TASK ITEM = Each entry below is to be extracted exactly.

EXCERPTED RECORDS =

^^^^

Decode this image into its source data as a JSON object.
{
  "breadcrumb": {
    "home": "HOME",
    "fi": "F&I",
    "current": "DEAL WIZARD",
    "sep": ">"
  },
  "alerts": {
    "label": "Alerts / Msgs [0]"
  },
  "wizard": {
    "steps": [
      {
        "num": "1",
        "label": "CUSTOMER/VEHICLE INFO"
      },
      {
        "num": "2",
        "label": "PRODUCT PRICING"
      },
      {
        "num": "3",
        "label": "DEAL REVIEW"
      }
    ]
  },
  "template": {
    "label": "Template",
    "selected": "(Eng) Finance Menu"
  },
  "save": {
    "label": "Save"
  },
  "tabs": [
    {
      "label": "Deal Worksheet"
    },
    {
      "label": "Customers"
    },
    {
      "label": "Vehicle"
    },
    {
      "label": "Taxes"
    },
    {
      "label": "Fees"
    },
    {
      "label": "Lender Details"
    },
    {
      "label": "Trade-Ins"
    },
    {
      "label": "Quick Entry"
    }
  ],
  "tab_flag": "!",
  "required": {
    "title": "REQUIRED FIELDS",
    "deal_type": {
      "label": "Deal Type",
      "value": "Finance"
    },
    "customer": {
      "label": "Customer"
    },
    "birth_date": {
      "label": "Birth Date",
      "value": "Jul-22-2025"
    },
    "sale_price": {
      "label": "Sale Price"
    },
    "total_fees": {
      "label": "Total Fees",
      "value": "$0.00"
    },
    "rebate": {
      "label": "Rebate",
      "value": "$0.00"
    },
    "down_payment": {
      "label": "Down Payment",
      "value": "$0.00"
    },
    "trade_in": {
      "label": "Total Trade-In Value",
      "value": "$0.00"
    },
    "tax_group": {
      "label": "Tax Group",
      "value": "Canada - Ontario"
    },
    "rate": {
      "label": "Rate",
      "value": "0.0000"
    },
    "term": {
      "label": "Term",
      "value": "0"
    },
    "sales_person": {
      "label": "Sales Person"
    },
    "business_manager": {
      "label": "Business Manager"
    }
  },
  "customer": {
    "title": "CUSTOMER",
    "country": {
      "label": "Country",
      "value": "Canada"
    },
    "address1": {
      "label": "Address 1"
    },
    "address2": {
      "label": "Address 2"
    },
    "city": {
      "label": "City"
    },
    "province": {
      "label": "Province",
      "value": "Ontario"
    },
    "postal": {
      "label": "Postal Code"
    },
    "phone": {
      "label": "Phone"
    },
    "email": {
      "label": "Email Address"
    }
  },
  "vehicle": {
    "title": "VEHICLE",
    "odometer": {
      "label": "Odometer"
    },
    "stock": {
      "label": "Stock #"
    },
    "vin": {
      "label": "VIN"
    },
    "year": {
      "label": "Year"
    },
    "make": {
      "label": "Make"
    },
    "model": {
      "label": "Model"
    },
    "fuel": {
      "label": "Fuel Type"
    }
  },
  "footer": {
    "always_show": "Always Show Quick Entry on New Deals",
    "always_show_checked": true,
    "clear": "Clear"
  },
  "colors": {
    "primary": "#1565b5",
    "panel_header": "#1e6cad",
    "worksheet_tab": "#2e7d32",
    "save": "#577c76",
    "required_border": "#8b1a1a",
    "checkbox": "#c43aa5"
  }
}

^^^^

ANSWER TO THIS EXERCISE =
Decode this image into its source data as a JSON object.
{
  "breadcrumb": {
    "home": "HOME",
    "fi": "F&I",
    "current": "DEAL WIZARD",
    "sep": ">"
  },
  "alerts": {
    "label": "Alerts / Msgs [0]"
  },
  "wizard": {
    "steps": [
      {
        "num": "1",
        "label": "CUSTOMER/VEHICLE INFO"
      },
      {
        "num": "2",
        "label": "PRODUCT PRICING"
      },
      {
        "num": "3",
        "label": "DEAL REVIEW"
      }
    ]
  },
  "template": {
    "label": "Template",
    "selected": "(Eng) Finance Menu"
  },
  "save": {
    "label": "Save"
  },
  "tabs": [
    {
      "label": "Deal Worksheet"
    },
    {
      "label": "Customers"
    },
    {
      "label": "Vehicle"
    },
    {
      "label": "Taxes"
    },
    {
      "label": "Fees"
    },
    {
      "label": "Lender Details"
    },
    {
      "label": "Trade-Ins"
    },
    {
      "label": "Quick Entry"
    }
  ],
  "tab_flag": "!",
  "required": {
    "title": "REQUIRED FIELDS",
    "deal_type": {
      "label": "Deal Type",
      "value": "Finance"
    },
    "customer": {
      "label": "Customer"
    },
    "birth_date": {
      "label": "Birth Date",
      "value": "Jul-22-2025"
    },
    "sale_price": {
      "label": "Sale Price"
    },
    "total_fees": {
      "label": "Total Fees",
      "value": "$0.00"
    },
    "rebate": {
      "label": "Rebate",
      "value": "$0.00"
    },
    "down_payment": {
      "label": "Down Payment",
      "value": "$0.00"
    },
    "trade_in": {
      "label": "Total Trade-In Value",
      "value": "$0.00"
    },
    "tax_group": {
      "label": "Tax Group",
      "value": "Canada - Ontario"
    },
    "rate": {
      "label": "Rate",
      "value": "0.0000"
    },
    "term": {
      "label": "Term",
      "value": "0"
    },
    "sales_person": {
      "label": "Sales Person"
    },
    "business_manager": {
      "label": "Business Manager"
    }
  },
  "customer": {
    "title": "CUSTOMER",
    "country": {
      "label": "Country",
      "value": "Canada"
    },
    "address1": {
      "label": "Address 1"
    },
    "address2": {
      "label": "Address 2"
    },
    "city": {
      "label": "City"
    },
    "province": {
      "label": "Province",
      "value": "Ontario"
    },
    "postal": {
      "label": "Postal Code"
    },
    "phone": {
      "label": "Phone"
    },
    "email": {
      "label": "Email Address"
    }
  },
  "vehicle": {
    "title": "VEHICLE",
    "odometer": {
      "label": "Odometer"
    },
    "stock": {
      "label": "Stock #"
    },
    "vin": {
      "label": "VIN"
    },
    "year": {
      "label": "Year"
    },
    "make": {
      "label": "Make"
    },
    "model": {
      "label": "Model"
    },
    "fuel": {
      "label": "Fuel Type"
    }
  },
  "footer": {
    "always_show": "Always Show Quick Entry on New Deals",
    "always_show_checked": true,
    "clear": "Clear"
  },
  "colors": {
    "primary": "#1565b5",
    "panel_header": "#1e6cad",
    "worksheet_tab": "#2e7d32",
    "save": "#577c76",
    "required_border": "#8b1a1a",
    "checkbox": "#c43aa5"
  }
}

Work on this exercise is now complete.